23 May 2014
Jason Collins....and Regressive Sports Writers (originally posted 30 April 2013)
So, the coming out story of Jason Collins this week provided some interesting reads, as news services tripped over themselves trying to get the now-feel-good story.
But buried under the story of the gay athlete, imbedded in the writings of these very sportswriters, lie the seeds of conservatism that reveal their regressive stances. Take these three bylines about Collins’ decision:
From ESPN: “Jason Collins said has gotten "incredible" support since coming out as the first openly gay player in one of the four major U.S. pro sports leagues…”
From The Sporting Scene, in New Yorker Magazine: “Jason Collins…has made history, becoming the first active male player in any of the big four of American sports leagues—baseball, hockey, basketball, and football—to come out as gay.”
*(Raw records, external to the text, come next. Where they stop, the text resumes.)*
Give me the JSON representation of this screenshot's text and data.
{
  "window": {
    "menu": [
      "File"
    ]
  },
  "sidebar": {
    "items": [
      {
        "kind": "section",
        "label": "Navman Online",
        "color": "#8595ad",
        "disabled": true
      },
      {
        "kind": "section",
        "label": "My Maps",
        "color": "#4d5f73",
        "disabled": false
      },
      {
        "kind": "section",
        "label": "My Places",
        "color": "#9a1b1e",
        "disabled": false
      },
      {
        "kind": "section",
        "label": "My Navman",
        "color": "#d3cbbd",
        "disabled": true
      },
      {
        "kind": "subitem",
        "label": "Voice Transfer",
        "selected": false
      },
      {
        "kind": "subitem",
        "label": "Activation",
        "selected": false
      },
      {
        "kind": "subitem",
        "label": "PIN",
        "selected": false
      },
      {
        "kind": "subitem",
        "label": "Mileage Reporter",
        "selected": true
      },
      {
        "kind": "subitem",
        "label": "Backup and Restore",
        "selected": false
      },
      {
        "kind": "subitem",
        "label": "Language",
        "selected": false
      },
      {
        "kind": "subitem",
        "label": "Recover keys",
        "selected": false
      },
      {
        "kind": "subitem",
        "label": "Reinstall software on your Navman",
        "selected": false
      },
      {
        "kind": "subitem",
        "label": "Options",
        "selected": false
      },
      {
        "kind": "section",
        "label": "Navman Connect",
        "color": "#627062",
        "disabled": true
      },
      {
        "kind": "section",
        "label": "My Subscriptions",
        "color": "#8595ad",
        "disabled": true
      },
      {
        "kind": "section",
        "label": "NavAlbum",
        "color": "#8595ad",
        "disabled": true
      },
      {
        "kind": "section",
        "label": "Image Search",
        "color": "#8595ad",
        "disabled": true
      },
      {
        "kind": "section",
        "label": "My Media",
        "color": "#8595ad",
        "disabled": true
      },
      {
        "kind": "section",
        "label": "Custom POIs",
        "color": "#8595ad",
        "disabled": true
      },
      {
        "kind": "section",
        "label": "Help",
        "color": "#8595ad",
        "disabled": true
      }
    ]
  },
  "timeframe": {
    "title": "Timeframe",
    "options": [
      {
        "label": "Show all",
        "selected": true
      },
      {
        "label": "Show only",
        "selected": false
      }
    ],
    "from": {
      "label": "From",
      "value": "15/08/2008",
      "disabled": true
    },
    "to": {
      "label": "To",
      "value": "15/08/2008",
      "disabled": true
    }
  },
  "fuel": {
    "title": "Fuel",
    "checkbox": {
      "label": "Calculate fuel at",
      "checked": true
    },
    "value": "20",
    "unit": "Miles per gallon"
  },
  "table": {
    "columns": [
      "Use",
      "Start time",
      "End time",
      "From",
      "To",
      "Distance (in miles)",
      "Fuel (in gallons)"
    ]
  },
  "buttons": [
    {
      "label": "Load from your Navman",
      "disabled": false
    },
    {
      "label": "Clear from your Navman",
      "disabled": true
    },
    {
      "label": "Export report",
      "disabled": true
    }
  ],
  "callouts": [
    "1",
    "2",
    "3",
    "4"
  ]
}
And from the Reuters News Service: “Collins, a 12-year player in the National Basketball Association (NBA), became the first active athlete from any of the four major U.S. men's professional sports leagues to come out publicly as gay.”
Now, in addition to learning that Jason Collins has come out as gay, (and in addition to wondering if there is a little plagiarism going between the New Yorker and Reuters), what other ‘fact’ could you glean from those three representative statements?
“one of the four major…”
“any of the big four…”
“any of the four major…”
Ah. There must be Four (count them) major Professional Sports leagues in America.
And indeed, for decades, writers referred to “The Big Four” – Baseball, Basketball, Football and Hockey.
One has to wonder how long they will go along blithely repeating the same rubbish, in light of the fact that the United States is no longer a land of Four professional sports, but Five.
Some Attendance figures from the 2012 season to consider:
National Football League: 66,960
Major League Baseball: 30,352
Major League Soccer 17,872
National Basketball Assn: 17,319
National Hockey League: 17,126
My, what’s this? Yes, in 2012, attendance at Professional, Major League Soccer games exceeded both Basketball and Hockey.
In 2007, Major League Soccer became the fifth professional team sport to turn a profit from media revenue. It was also the first year that every single MLS match was televised - something neither Basketball nor Hockey can claim.
By 2010, three MLS teams had turned profits. That may not sound very exciting, except when one compares that to testimony by Baseball Commissioner Bud Selig, who reported to Congress in December 2001 that professional baseball on the whole had suffered 232 million in losses, and only nine of thirty MLB turned a profit. Last year, eleven of thirty NBA teams lost money.
Perhaps most telling, according to Forbes Magazine, during the year before the NHL lockout, only three of 18 Hockey teams turned a profit: the same proportion as Major League Soccer.
A recent study showed that among twenty-year old Americans, Professional Soccer is now the #2 sport in America.
So, Jason Collins is the first openly gay man in the “Big Four?”
Guys, perhaps the writing pool needs to lake a long, hard look at itself. The United States, by all criteria, is now a nation of the “Big Five.” But because someone, some decades ago, decided to call team sports the “Big Four,” the writers continue to parrot an anachronistic – and incorrect – statement of the state of sports in America.
Yes, reporters, you too are responsible for the regressive, conservative attitudes within sports and its fan base. Get with the 21st Century…please? Start giving Soccer it's place among the other four sports leagues, and stop dismissing a major American sport as an ethnic oddity kid-sport to be brushed aside.